(Beginning of Data under study)
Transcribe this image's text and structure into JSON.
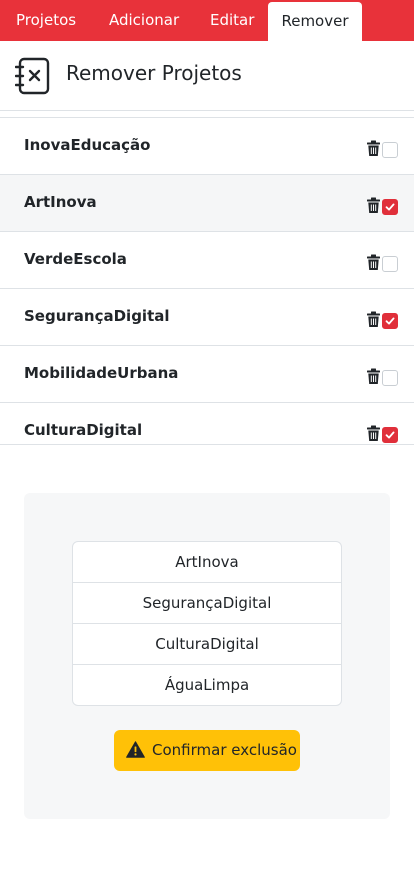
{
  "nav": {
    "tabs": [
      {
        "label": "Projetos"
      },
      {
        "label": "Adicionar"
      },
      {
        "label": "Editar"
      },
      {
        "label": "Remover",
        "active": true
      }
    ]
  },
  "header": {
    "title": "Remover Projetos",
    "icon": "notebook-remove-icon"
  },
  "projects": [
    {
      "name": "InovaEducação",
      "checked": false
    },
    {
      "name": "ArtInova",
      "checked": true
    },
    {
      "name": "VerdeEscola",
      "checked": false
    },
    {
      "name": "SegurançaDigital",
      "checked": true
    },
    {
      "name": "MobilidadeUrbana",
      "checked": false
    },
    {
      "name": "CulturaDigital",
      "checked": true
    }
  ],
  "selection": {
    "items": [
      "ArtInova",
      "SegurançaDigital",
      "CulturaDigital",
      "ÁguaLimpa"
    ]
  },
  "confirm": {
    "label": "Confirmar exclusão",
    "icon": "warning-icon"
  },
  "colors": {
    "nav_bg": "#e8323a",
    "checkbox_checked": "#e02f3a",
    "confirm_bg": "#ffc107",
    "panel_bg": "#f6f7f8"
  }
}
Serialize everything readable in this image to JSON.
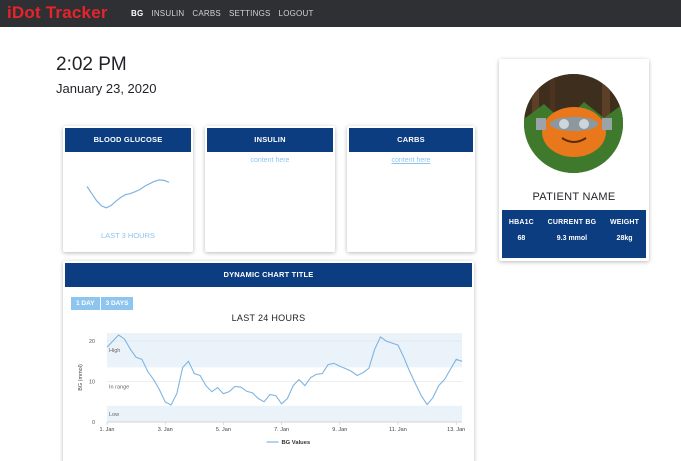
{
  "nav": {
    "brand": "iDot Tracker",
    "links": [
      "BG",
      "INSULIN",
      "CARBS",
      "SETTINGS",
      "LOGOUT"
    ]
  },
  "header": {
    "time": "2:02 PM",
    "date": "January 23, 2020"
  },
  "cards": {
    "bg": {
      "title": "BLOOD GLUCOSE",
      "footer": "LAST 3 HOURS"
    },
    "insulin": {
      "title": "INSULIN",
      "content": "content here"
    },
    "carbs": {
      "title": "CARBS",
      "content": "content here"
    }
  },
  "patient": {
    "name": "PATIENT NAME",
    "stats": [
      {
        "label": "HBA1C",
        "value": "68"
      },
      {
        "label": "CURRENT BG",
        "value": "9.3 mmol"
      },
      {
        "label": "WEIGHT",
        "value": "28kg"
      }
    ]
  },
  "chart_panel": {
    "title": "DYNAMIC CHART TITLE",
    "buttons": [
      "1 DAY",
      "3 DAYS"
    ]
  },
  "colors": {
    "navy": "#0b3d80",
    "accent": "#8dc5ee",
    "brand": "#e8232b",
    "line": "#7fb4e3"
  },
  "chart_data": [
    {
      "type": "line",
      "title": "",
      "x": [
        0,
        1,
        2,
        3,
        4,
        5,
        6,
        7,
        8,
        9,
        10,
        11,
        12,
        13,
        14,
        15,
        16,
        17
      ],
      "series": [
        {
          "values": [
            12.5,
            11.0,
            9.5,
            8.4,
            8.0,
            8.5,
            9.4,
            10.2,
            10.8,
            11.0,
            11.4,
            11.9,
            12.6,
            13.1,
            13.6,
            13.9,
            13.8,
            13.4
          ]
        }
      ],
      "ylim": [
        5,
        16
      ]
    },
    {
      "type": "line",
      "title": "LAST 24 HOURS",
      "xlabel": "",
      "ylabel": "BG (mmol)",
      "xlim": [
        1,
        13.2
      ],
      "ylim": [
        0,
        22
      ],
      "xticks": [
        {
          "v": 1,
          "label": "1. Jan"
        },
        {
          "v": 3,
          "label": "3. Jan"
        },
        {
          "v": 5,
          "label": "5. Jan"
        },
        {
          "v": 7,
          "label": "7. Jan"
        },
        {
          "v": 9,
          "label": "9. Jan"
        },
        {
          "v": 11,
          "label": "11. Jan"
        },
        {
          "v": 13,
          "label": "13. Jan"
        }
      ],
      "yticks": [
        0,
        10,
        20
      ],
      "bands": [
        {
          "label": "High",
          "from": 13.5,
          "to": 22
        },
        {
          "label": "In range",
          "from": 4,
          "to": 13.5
        },
        {
          "label": "Low",
          "from": 0,
          "to": 4
        }
      ],
      "x": [
        1.0,
        1.2,
        1.4,
        1.6,
        1.8,
        2.0,
        2.2,
        2.4,
        2.6,
        2.8,
        3.0,
        3.2,
        3.4,
        3.6,
        3.8,
        4.0,
        4.2,
        4.4,
        4.6,
        4.8,
        5.0,
        5.2,
        5.4,
        5.6,
        5.8,
        6.0,
        6.2,
        6.4,
        6.6,
        6.8,
        7.0,
        7.2,
        7.4,
        7.6,
        7.8,
        8.0,
        8.2,
        8.4,
        8.6,
        8.8,
        9.0,
        9.2,
        9.4,
        9.6,
        9.8,
        10.0,
        10.2,
        10.4,
        10.6,
        10.8,
        11.0,
        11.2,
        11.4,
        11.6,
        11.8,
        12.0,
        12.2,
        12.4,
        12.6,
        12.8,
        13.0,
        13.2
      ],
      "series": [
        {
          "name": "BG Values",
          "values": [
            18.5,
            20.0,
            21.5,
            20.5,
            18.0,
            16.0,
            15.5,
            12.5,
            10.5,
            8.0,
            5.0,
            4.2,
            7.0,
            13.5,
            15.0,
            12.0,
            11.5,
            9.0,
            7.5,
            8.5,
            7.0,
            7.5,
            8.8,
            8.6,
            7.6,
            7.2,
            5.8,
            5.0,
            6.8,
            6.5,
            4.5,
            5.8,
            9.0,
            10.5,
            9.0,
            11.0,
            11.8,
            12.0,
            14.2,
            14.5,
            13.8,
            13.2,
            12.5,
            11.5,
            12.2,
            13.3,
            18.0,
            21.0,
            20.0,
            19.5,
            19.0,
            16.0,
            12.5,
            9.5,
            6.5,
            4.3,
            6.0,
            9.0,
            10.5,
            13.0,
            15.5,
            15.0
          ]
        }
      ]
    }
  ]
}
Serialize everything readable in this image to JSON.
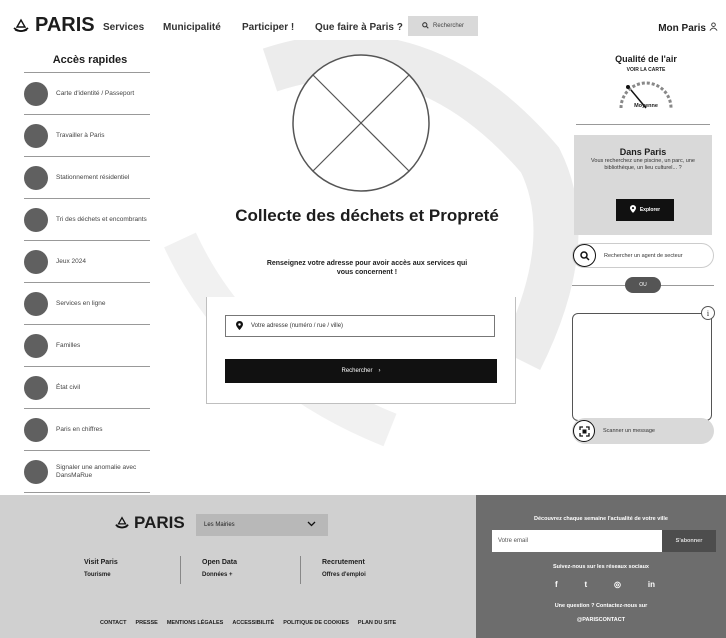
{
  "header": {
    "logo_text": "PARIS",
    "nav": [
      "Services",
      "Municipalité",
      "Participer !",
      "Que faire à Paris ?"
    ],
    "search_label": "Rechercher",
    "account_label": "Mon Paris"
  },
  "quick_access": {
    "title": "Accès rapides",
    "items": [
      "Carte d'identité / Passeport",
      "Travailler à Paris",
      "Stationnement résidentiel",
      "Tri des déchets et encombrants",
      "Jeux 2024",
      "Services en ligne",
      "Familles",
      "État civil",
      "Paris en chiffres",
      "Signaler une anomalie avec DansMaRue"
    ]
  },
  "hero": {
    "title": "Collecte des déchets et Propreté",
    "subtitle": "Renseignez votre adresse pour avoir accès aux services qui vous concernent !",
    "address_placeholder": "Votre adresse (numéro / rue / ville)",
    "submit_label": "Rechercher"
  },
  "air_quality": {
    "title": "Qualité de l'air",
    "link": "VOIR LA CARTE",
    "level": "Moyenne"
  },
  "dans_paris": {
    "title": "Dans Paris",
    "text": "Vous recherchez une piscine, un parc, une bibliothèque, un lieu culturel... ?",
    "button": "Explorer"
  },
  "agent": {
    "label": "Rechercher un agent de secteur"
  },
  "divider_pill": "OU",
  "scan": {
    "label": "Scanner un message"
  },
  "footer": {
    "logo_text": "PARIS",
    "select_value": "Les Mairies",
    "columns": [
      {
        "title": "Visit Paris",
        "sub": "Tourisme"
      },
      {
        "title": "Open Data",
        "sub": "Données +"
      },
      {
        "title": "Recrutement",
        "sub": "Offres d'emploi"
      }
    ],
    "links": [
      "CONTACT",
      "PRESSE",
      "MENTIONS LÉGALES",
      "ACCESSIBILITÉ",
      "POLITIQUE DE COOKIES",
      "PLAN DU SITE"
    ],
    "newsletter_title": "Découvrez chaque semaine l'actualité de votre ville",
    "newsletter_placeholder": "Votre email",
    "newsletter_button": "S'abonner",
    "social_title": "Suivez-nous sur les réseaux sociaux",
    "social": [
      "f",
      "t",
      "◎",
      "in"
    ],
    "question_title": "Une question ? Contactez-nous sur",
    "question_link": "@PARISCONTACT"
  }
}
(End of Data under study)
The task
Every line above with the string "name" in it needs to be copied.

Answer to the exercise
      "name": "InovaEducação",
      "name": "ArtInova",
      "name": "VerdeEscola",
      "name": "SegurançaDigital",
      "name": "MobilidadeUrbana",
      "name": "CulturaDigital",
    "name": "PATIENT NAME",
          "name": "BG Values",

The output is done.